On Thursday, October 18, an expert psychologist, Tracy Alloway, presented at Dartmouth College on the importance of working memory in education. Her work has addressed the shortcomings of previous methods used to diagnose learning disabilities. Through a more accurate cognitive assessment known as the Automated Working Memory Assessment (AWMA-II), Alloway has helped diagnose individuals with poor working memory and helped them attain the education they deserve.
Cognitive assessments like WISC (the Wechsler Intelligence Scale for Children) measure a student’s intelligence using a number, the IQ. While the results include a Working Memory Index, they do not distinguish between verbal and visual working memory. Students with weak visual working memory and strong verbal working memory are neglected in these types of assessments. Furthermore, WISC is restricted mainly to psychologists and clinicians. Teaching professionals cannot apply WISC in classroom settings.
Instead, Alloway advocates AWMA-II, a fully automated cognitive assessment that produces scores which account for both verbal and visual working memory. AWMA-II is also more efficient than tests like WISC, as it can be administered to a large group of individuals at once.
AWMA-II includes short-term memory (STM) and working memory (WM) components.
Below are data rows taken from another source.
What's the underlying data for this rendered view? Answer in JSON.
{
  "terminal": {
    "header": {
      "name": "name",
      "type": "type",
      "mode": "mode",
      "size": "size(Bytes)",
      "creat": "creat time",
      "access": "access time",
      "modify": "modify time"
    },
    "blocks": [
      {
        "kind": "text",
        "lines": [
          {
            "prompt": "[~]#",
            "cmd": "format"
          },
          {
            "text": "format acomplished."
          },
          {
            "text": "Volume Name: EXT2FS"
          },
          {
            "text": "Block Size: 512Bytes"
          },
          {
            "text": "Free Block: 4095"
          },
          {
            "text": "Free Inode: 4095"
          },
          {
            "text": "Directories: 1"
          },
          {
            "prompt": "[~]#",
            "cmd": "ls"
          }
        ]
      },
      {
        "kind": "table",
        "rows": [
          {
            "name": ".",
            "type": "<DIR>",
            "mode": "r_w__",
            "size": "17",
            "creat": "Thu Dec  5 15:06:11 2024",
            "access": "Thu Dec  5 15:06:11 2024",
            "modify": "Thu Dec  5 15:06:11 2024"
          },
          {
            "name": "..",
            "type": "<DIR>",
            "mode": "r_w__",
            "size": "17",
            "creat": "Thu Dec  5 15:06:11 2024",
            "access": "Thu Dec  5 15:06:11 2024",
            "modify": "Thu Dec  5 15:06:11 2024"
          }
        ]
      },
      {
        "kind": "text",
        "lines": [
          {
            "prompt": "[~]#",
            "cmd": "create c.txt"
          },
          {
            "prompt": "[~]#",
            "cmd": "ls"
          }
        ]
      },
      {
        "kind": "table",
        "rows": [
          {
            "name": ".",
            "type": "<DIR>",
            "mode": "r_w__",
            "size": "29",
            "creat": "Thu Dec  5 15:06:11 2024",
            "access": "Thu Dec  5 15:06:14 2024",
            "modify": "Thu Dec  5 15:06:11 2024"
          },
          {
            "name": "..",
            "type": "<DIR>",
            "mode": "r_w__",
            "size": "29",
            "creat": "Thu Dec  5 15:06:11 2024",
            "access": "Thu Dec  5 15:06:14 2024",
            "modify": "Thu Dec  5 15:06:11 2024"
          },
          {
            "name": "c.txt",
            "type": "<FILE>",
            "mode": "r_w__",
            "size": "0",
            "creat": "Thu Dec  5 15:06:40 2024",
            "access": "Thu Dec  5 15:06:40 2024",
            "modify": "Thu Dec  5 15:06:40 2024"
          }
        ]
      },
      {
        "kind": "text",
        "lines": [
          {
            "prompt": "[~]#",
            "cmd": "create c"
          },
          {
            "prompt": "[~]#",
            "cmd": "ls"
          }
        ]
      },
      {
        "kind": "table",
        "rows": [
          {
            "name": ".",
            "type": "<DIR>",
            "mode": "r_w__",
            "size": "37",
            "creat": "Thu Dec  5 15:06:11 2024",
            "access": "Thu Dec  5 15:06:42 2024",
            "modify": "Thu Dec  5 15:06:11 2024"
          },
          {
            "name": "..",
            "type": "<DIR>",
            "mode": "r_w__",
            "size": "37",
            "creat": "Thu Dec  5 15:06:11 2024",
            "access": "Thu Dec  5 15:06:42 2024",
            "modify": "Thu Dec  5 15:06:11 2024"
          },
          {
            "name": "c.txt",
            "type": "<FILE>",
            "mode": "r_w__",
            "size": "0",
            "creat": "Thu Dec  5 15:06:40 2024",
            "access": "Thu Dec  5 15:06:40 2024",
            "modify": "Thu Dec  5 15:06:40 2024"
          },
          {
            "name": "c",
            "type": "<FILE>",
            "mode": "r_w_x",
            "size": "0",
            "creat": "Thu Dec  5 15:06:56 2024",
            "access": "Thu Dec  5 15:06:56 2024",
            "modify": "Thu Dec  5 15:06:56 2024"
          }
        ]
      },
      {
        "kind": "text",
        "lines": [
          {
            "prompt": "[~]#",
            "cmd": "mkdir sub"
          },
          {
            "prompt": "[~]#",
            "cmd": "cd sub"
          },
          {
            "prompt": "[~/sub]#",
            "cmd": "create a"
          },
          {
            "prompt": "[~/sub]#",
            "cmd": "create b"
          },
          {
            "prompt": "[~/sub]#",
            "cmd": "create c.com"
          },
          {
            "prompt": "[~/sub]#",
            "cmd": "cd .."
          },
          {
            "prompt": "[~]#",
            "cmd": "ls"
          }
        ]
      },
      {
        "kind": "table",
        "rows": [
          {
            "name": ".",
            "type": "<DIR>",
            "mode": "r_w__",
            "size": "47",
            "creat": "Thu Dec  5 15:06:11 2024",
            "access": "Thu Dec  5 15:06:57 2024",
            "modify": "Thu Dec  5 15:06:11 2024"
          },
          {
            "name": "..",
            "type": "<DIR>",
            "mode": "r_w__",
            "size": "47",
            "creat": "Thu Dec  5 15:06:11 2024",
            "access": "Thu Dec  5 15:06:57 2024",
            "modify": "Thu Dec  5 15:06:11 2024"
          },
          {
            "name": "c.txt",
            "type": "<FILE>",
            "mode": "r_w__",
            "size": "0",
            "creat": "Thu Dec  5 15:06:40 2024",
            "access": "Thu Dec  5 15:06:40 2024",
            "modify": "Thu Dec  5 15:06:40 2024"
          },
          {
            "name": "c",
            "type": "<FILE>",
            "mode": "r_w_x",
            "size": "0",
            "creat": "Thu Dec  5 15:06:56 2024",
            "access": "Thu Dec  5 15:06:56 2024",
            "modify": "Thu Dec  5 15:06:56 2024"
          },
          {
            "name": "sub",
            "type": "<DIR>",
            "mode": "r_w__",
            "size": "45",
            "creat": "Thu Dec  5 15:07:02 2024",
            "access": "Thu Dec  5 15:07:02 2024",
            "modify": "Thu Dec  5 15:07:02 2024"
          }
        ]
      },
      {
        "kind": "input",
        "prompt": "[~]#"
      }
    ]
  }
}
STM involves information recall, while WM involves the integration and manipulation of information. For example, if a student hears a set of numbers, a verbal WM assessment may require the student to repeat the numbers in reverse order.
AWMA-II is also versatile. Depending on the age group, AWMA-II may ask an individual to integrate up to nine pieces of information at once. AWMA-II also assesses behavior using a working memory rating scale (WMRS), in which teachers, friends, and family complete a 20-item checklist to create a WMRS profile for the individual. They rank behaviors, such as “abandons activities before completion,” from not typical to very typical.
Working memory also measures the space, time, and effort that the subject applies to a task. Those with deficient working memory may have a low capacity to remember many pieces of information at once (space), a low processing rate (time), and difficulty keeping track of information at once (effort). Those with low WM have trouble following long sequences of instructions and reading long phrases.
Working memory, unlike IQ, is not affected by one’s environment. Alloway found that WM scores showed no disparity for children from different financial backgrounds or zip codes, and even those whose parents experienced different levels of education.. Alloway suggests that the reason is because WM measures the ability to learn while IQ measures a student’s “knowledge base,” which is dependent on past experiences.
Assessments of working memory have become more prevalent in education. Now, even some standardized tests include WM assessments. Alloway’s research has shown that WM is more important than IQ. In an experiment involving 600 five-year-olds, Alloway found that working memory was a better indicator of students’ learning outcomes than IQ. Six years later, Alloway assessed the same students and found that working memory remained an indicator of the students’ reading, spelling, and math skills.
A deficiency in working memory is associated with Dyspraxia, ADHD, autistic spectrum disorder, language impairment, developmental coordination disorder, and reading and math disabilities. These findings have changed lives. A Californian mother, whose son has weak WM but fine IQ, thanks Alloway, “My son has Autism and he was dropped from funding because they said he does not have a delay in learning. I believe it has everything do to with your report and information you supplied” that “they received our exhibits and decided to qualify him.” Through programs like Jungle Memory, both children and adults can improve their WM. Alloways reaffirms that we can train working memory to improve education.